By TAMARA LUSH and THOMAS BEAUMONT, Associated Press
TAMPA, Fla. (AP) — A GOP committee outlined a party platform Tuesday with positions on key social and entitlement issues far more strict than the presidential candidate they plan to nominate next week.
The platform panel of the Republican National Committee voted to propose a constitutional amendment outlawing abortion without specific exceptions for rape or incest, a position at odds with presumptive nominee Mitt Romney.
The decisions in Tampa, as delegates began making their way to Florida for next week's Republican National Convention, are a reminder that, despite months of effort by Romney to project party unity, he is out of step with his party's most committed activists.
Virginia Gov. Bob McDonnell, chairman of the RNC's Committee on Resolutions, said the platform "reflects the views of the grassroots leaders of the Republican Party."
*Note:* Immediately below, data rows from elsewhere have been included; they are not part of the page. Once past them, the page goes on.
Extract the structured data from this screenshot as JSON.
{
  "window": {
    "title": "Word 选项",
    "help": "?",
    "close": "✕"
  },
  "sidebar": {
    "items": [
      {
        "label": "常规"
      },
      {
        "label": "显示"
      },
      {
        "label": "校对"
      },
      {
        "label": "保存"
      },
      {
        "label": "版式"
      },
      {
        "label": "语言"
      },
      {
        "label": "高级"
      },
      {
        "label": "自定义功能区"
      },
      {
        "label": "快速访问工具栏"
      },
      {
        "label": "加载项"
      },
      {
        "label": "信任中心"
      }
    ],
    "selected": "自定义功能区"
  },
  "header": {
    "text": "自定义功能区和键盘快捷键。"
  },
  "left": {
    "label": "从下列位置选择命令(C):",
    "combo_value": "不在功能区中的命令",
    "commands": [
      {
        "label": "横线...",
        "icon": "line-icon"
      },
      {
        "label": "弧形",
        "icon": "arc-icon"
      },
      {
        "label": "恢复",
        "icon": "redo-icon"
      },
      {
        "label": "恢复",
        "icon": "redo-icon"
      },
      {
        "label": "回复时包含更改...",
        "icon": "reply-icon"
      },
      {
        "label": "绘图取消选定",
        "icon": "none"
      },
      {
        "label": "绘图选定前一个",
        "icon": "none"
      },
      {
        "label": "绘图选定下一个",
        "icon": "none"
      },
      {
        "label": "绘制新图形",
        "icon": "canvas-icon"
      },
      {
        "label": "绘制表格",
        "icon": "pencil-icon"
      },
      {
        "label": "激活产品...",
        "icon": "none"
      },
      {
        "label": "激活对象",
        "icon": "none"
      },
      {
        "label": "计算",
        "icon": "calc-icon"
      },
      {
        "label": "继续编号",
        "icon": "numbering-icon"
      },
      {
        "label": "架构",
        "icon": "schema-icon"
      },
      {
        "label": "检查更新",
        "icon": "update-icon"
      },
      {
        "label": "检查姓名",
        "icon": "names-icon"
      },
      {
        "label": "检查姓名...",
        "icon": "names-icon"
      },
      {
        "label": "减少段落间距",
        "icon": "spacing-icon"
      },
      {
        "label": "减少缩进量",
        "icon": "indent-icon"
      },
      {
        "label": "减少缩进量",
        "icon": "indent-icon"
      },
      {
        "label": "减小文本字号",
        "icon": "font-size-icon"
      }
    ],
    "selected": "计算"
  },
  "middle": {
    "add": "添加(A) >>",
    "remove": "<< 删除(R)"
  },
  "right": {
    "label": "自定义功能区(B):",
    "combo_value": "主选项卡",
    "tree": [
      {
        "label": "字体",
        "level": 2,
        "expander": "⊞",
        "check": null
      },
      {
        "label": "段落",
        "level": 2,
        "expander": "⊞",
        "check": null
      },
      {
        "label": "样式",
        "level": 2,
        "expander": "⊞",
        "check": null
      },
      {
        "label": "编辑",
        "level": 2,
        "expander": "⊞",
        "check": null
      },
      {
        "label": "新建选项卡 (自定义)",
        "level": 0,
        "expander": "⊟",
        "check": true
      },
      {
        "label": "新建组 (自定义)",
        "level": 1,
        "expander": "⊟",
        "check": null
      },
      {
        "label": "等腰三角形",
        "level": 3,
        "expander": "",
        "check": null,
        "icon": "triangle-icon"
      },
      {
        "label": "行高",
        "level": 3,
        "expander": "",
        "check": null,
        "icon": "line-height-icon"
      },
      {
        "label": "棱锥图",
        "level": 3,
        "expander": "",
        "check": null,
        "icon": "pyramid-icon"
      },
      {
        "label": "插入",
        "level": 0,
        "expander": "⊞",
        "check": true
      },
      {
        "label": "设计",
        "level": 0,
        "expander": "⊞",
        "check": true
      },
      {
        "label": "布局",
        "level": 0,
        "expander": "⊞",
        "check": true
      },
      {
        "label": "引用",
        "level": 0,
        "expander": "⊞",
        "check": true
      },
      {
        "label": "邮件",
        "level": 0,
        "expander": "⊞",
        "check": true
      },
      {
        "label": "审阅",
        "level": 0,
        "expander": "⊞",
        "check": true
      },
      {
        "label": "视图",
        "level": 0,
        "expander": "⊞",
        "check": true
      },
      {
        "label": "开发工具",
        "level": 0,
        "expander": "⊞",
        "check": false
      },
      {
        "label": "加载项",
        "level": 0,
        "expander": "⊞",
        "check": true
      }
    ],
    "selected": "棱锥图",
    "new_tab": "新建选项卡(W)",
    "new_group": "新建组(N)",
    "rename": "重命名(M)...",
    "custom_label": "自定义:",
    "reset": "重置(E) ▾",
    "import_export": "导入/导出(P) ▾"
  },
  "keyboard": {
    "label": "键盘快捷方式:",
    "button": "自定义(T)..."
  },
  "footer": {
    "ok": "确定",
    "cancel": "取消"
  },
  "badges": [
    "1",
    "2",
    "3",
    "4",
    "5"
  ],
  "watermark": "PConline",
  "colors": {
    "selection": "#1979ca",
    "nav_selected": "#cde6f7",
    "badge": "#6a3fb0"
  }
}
Romney's opponents during the nominating campaign complained that the former Massachusetts was not sufficiently conservative.
The platform committee also adopted a position on Medicare in line with Romney's running mate, Paul Ryan, the Wisconsin congressman who supports turning the federal health insurance program for seniors into a voucher-like system.
Romney opposes abortion, but he supports allowing exceptions in cases of rape. He also supports allowing seniors to opt to buy private insurance, but he has not fully embraced Ryan's more aggressive approach.
The platform is set to be adopted Monday by the Republican National Committee. Romney is set to be nominated for president at the Republican National Convention, which begins Monday.
"The committee and Gov. Romney agree on the main things involving the economy," platform committee member Russ Walker of Oregon said. "There are some subtle differences."
Committee member Barbara Ann Fenton of Rhode Island voted against the abortion plank. A supporter of legal abortion, she said the GOP risks marginalizing itself with younger voters by espousing positions she considers out of step with most Americans.
"If we seek tolerance on some of these social issues, it will lead to a stronger Republican Party," Fenton said.
National polls show a majority of Americans favor legal abortion in most cases. Likewise, a small minority of Americans say abortion should be illegal in most cases, according to Gallup.
A Gallup poll last year found that 75 percent of adults say abortion should be legal in cases of rape or incest.
The RNC's proposed abortion language is the same as it's been since 1984. But this year, it comes as GOP officials called on Rep. Todd Akin, R-Mo., to quit his Senate bid after he made inflammatory comments about rape. Akin, asked in a local TV interview aired Sunday if he opposes abortion in cases of rape, said a woman's body is able to prevent pregnancy in what he called a "legitimate rape."
The party's platform says members of the GOP "assert the sanctity of human life and affirm that the unborn child has a fundamental individual right to life which cannot be infringed. We support a human life amendment to the Constitution."
Romney's abortion decision is also at odds with Ryan, who opposes abortion except in instances where the life of the mother is at risk. That's closer in line with the Republican Party's official position.
A Ryan aide downplayed the difference. "He knows he is joining the Romney ticket and the Romney administration will reflect the views of the nominee," Ryan spokesman Michael Steel told reporters traveling with Ryan from Pittsburgh to Philadelphia.
Ryan has voted for legislation that has included exceptions for rape, incest and the life of the mother, another spokesman said.
The decision might have passed with little notice if not for Akin, whose comments drew intense criticism and quick calls for him to step aside.
Romney called for Akin to withdraw from his race for the Senate, but not until just two hours before a state-imposed deadline and after several GOP officials, including leading social conservatives, did first. Akin said he would stay in the race, and he now has until Sept. 25 to seek a court order to take his name off the ballot.